## Supplied data:
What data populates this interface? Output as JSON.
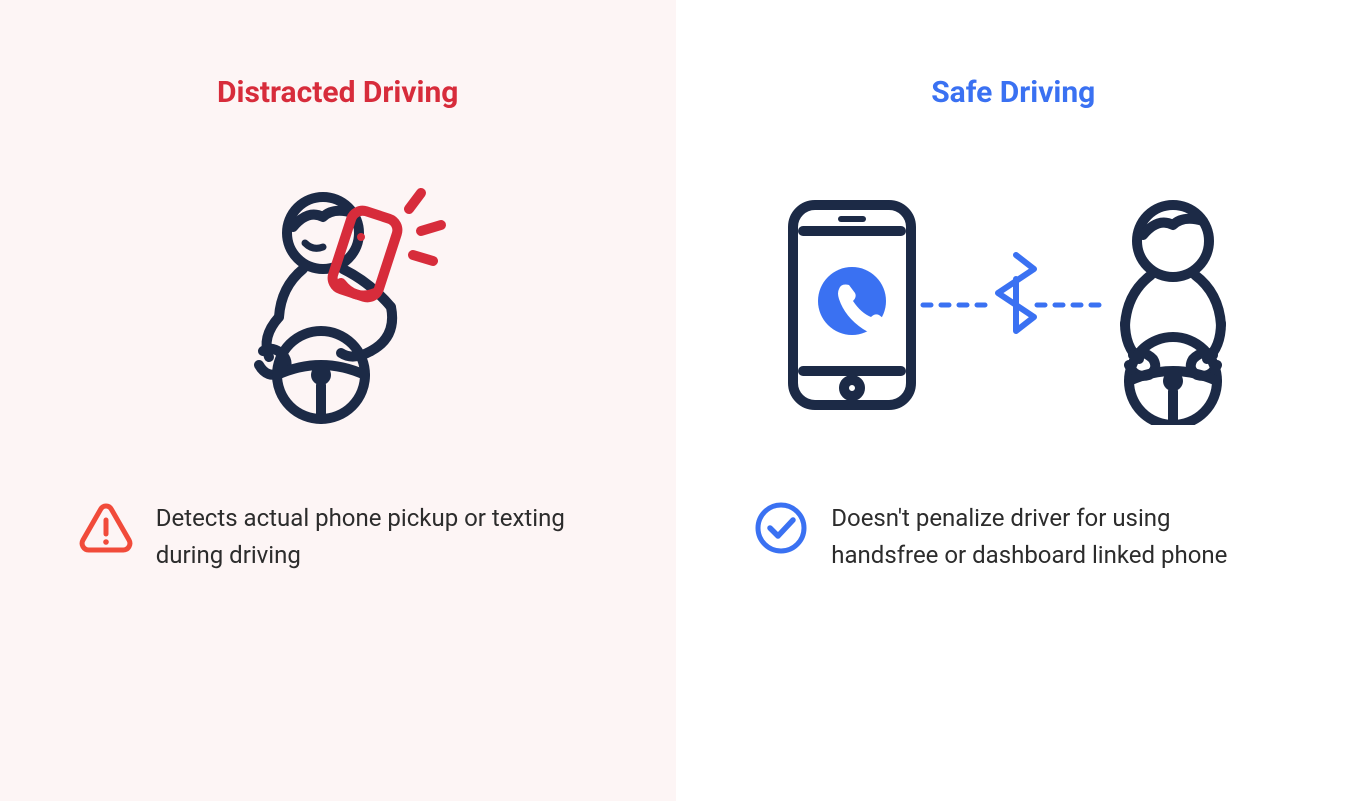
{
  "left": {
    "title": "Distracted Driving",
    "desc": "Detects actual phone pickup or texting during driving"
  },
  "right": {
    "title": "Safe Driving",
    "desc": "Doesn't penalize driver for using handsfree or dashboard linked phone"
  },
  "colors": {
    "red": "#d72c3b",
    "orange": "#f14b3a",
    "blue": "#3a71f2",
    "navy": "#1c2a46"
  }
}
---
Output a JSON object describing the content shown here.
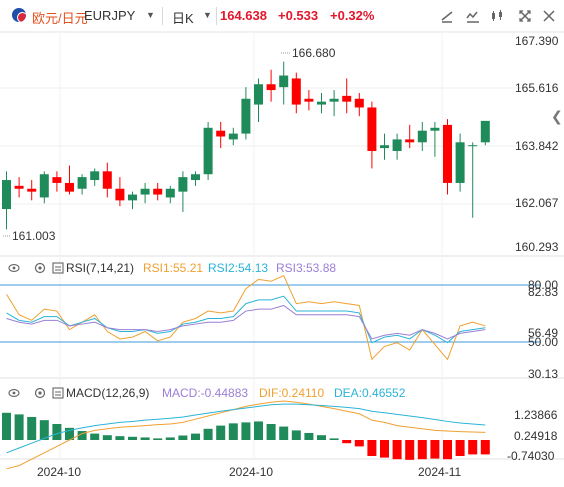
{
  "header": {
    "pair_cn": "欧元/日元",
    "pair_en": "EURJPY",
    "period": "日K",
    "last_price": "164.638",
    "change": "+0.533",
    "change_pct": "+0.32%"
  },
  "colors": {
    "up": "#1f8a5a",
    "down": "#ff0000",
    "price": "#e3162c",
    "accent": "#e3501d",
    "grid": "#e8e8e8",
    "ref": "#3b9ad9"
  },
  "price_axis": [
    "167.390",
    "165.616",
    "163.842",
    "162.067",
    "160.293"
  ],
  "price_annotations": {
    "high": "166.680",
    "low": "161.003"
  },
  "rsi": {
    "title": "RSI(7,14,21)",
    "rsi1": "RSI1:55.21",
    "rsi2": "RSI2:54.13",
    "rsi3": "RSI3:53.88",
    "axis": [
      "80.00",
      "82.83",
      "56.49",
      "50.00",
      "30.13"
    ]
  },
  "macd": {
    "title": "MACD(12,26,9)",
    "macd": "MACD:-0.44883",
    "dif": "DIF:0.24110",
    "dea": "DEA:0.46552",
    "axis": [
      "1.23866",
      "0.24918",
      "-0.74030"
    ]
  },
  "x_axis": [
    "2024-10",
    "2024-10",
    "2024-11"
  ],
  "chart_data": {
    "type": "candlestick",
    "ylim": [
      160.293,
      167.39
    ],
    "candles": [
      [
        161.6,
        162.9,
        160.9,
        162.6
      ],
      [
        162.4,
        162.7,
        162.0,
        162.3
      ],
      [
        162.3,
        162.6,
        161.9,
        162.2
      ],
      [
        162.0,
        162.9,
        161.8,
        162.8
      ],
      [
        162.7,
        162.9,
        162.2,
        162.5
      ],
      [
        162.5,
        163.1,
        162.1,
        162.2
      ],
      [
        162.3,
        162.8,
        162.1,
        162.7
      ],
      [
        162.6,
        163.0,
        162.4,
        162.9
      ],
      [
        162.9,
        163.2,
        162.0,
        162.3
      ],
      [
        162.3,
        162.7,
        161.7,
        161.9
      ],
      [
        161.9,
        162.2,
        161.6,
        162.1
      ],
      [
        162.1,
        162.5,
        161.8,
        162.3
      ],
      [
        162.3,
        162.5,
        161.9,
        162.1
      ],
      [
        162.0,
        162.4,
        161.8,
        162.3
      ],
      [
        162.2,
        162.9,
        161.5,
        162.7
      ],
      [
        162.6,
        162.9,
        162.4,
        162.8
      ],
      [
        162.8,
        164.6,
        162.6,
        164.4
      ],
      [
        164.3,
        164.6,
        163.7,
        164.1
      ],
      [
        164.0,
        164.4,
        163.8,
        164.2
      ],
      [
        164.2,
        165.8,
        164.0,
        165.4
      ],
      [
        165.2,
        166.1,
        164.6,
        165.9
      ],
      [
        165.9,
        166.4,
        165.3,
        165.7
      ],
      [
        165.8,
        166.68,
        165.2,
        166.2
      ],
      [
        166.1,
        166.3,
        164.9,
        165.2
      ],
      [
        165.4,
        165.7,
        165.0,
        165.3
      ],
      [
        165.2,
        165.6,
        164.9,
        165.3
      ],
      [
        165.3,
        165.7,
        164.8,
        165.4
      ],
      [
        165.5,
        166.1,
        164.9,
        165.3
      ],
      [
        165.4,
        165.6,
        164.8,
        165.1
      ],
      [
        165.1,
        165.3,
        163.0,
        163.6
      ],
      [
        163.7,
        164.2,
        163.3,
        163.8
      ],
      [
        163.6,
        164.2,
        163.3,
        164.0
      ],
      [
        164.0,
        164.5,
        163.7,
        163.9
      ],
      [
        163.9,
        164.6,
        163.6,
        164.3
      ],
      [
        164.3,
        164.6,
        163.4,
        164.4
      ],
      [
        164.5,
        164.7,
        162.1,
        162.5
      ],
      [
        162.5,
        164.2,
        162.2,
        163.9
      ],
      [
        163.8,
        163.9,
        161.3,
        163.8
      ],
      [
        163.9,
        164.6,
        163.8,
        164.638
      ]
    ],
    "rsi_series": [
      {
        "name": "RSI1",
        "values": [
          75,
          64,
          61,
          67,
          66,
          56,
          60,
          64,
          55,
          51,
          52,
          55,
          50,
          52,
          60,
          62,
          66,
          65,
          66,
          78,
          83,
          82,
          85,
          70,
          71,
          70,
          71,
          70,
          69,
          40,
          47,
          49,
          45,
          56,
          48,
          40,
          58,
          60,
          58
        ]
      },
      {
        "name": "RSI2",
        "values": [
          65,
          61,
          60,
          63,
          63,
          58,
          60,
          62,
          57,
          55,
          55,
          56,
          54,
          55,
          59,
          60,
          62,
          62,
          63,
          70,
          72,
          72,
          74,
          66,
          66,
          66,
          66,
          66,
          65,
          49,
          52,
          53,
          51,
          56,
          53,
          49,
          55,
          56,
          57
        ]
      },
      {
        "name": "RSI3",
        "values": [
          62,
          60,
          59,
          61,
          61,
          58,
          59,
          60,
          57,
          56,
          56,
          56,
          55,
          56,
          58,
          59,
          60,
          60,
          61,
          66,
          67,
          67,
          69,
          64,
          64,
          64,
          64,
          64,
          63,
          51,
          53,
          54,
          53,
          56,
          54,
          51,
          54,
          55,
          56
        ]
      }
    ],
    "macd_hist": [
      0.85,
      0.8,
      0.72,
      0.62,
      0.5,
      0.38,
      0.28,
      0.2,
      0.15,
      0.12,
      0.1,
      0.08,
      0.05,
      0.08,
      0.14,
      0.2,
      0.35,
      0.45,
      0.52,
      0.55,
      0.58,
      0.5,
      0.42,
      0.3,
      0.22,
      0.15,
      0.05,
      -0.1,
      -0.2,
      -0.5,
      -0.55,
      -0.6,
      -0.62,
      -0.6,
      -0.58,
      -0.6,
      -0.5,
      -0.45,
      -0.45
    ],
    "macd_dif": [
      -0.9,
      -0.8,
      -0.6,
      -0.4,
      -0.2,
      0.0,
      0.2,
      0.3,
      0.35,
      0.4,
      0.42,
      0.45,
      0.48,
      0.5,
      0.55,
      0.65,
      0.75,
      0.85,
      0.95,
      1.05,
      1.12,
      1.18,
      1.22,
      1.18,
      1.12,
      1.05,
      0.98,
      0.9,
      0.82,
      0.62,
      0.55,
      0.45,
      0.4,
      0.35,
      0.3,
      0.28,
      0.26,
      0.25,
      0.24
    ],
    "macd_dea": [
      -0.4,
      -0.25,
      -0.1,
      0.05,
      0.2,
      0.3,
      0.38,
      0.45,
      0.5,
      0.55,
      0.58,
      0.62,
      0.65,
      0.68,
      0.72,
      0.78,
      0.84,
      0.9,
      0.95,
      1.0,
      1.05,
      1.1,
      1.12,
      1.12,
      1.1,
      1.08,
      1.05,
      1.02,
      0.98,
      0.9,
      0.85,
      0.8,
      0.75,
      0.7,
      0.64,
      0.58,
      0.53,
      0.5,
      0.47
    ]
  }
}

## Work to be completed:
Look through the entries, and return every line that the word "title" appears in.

## Result for this task:
    "title": "Distracted Driving",
    "title": "Safe Driving",
    "title": "RSI(7,14,21)",
    "title": "MACD(12,26,9)",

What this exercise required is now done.